Of course, parenting becomes more complicated when two parents divorce or separate. If a child is between 3 and 5 years old at the time, there are some specific developmental concerns that parents should be aware of when deciding on a workable parenting plan.
Some Basic Needs of Preschoolers
Most of us don't remember much from when were small children, and most of us likely wouldn't approach raising a child in exactly the same way that our parents did. Fortunately, there is a lot of literature from child psychologists and experts to help clarify what young children need to develop healthily. Here are some basic needs that psychologists and experts agree upon with regard to children between 3 and 5 years of age:
- They need between 11 and 13 hours of sleep each night.
- They need to have the opportunity to run, jump, throw a ball, pedal a bike and engage in a variety of new physical activities.
- They can start learning to use child-safe scissors, draw pictures with crayons and markers, get dressed by themselves, and use utensils to eat with.
- They need to practice counting, identifying colors and responding to questions.
- They need to practice talking and listening to their parents read books.
- They need to be social with other children their age without their parents directly involved in the activities.
- They can start learning to play games that have rules, learn how to take turns, and learn how to be the leader in games.
- Children are curious and may try to push the limits of parents emotionally and physically, so they need to learn what is safe and acceptable behavior.
- They may throw temper tantrums, and parents have to learn to stay calm so that the tantrums don't become worse.
Remember these basic points when developing your parenting plan.

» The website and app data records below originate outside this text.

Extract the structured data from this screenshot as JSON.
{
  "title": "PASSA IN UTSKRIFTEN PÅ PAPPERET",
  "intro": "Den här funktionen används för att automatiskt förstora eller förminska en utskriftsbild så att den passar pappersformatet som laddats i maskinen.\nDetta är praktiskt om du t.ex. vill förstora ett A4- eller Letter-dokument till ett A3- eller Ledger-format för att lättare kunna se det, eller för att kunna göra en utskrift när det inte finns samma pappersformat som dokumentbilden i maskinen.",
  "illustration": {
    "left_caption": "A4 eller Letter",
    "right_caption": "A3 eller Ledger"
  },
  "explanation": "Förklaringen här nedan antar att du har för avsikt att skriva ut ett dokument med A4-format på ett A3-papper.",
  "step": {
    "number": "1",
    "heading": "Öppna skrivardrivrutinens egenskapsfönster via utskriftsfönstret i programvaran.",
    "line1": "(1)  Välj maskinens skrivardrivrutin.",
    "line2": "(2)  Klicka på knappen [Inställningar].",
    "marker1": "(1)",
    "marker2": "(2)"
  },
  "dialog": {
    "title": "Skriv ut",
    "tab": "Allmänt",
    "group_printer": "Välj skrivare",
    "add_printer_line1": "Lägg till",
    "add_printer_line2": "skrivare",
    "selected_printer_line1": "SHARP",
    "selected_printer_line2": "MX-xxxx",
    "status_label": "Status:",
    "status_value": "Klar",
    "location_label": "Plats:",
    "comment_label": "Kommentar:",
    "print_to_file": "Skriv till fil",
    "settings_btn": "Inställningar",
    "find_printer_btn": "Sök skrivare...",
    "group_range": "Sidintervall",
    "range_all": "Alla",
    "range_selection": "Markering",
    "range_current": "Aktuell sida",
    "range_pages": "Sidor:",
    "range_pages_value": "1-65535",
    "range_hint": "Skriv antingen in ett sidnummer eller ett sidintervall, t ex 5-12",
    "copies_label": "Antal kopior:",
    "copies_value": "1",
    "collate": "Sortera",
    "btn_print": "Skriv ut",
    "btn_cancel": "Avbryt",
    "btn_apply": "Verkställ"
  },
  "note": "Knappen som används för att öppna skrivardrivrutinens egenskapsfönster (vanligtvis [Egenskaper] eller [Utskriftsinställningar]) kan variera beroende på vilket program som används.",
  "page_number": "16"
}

A parenting plan that takes into account the above points will be beneficial to your child. Above all else, you'll want to be sure that your parenting plan supports the best interests of your child in that the plan and schedule allow room for your child to learn, grow and play in a structured, safe, disciplined and creative environment.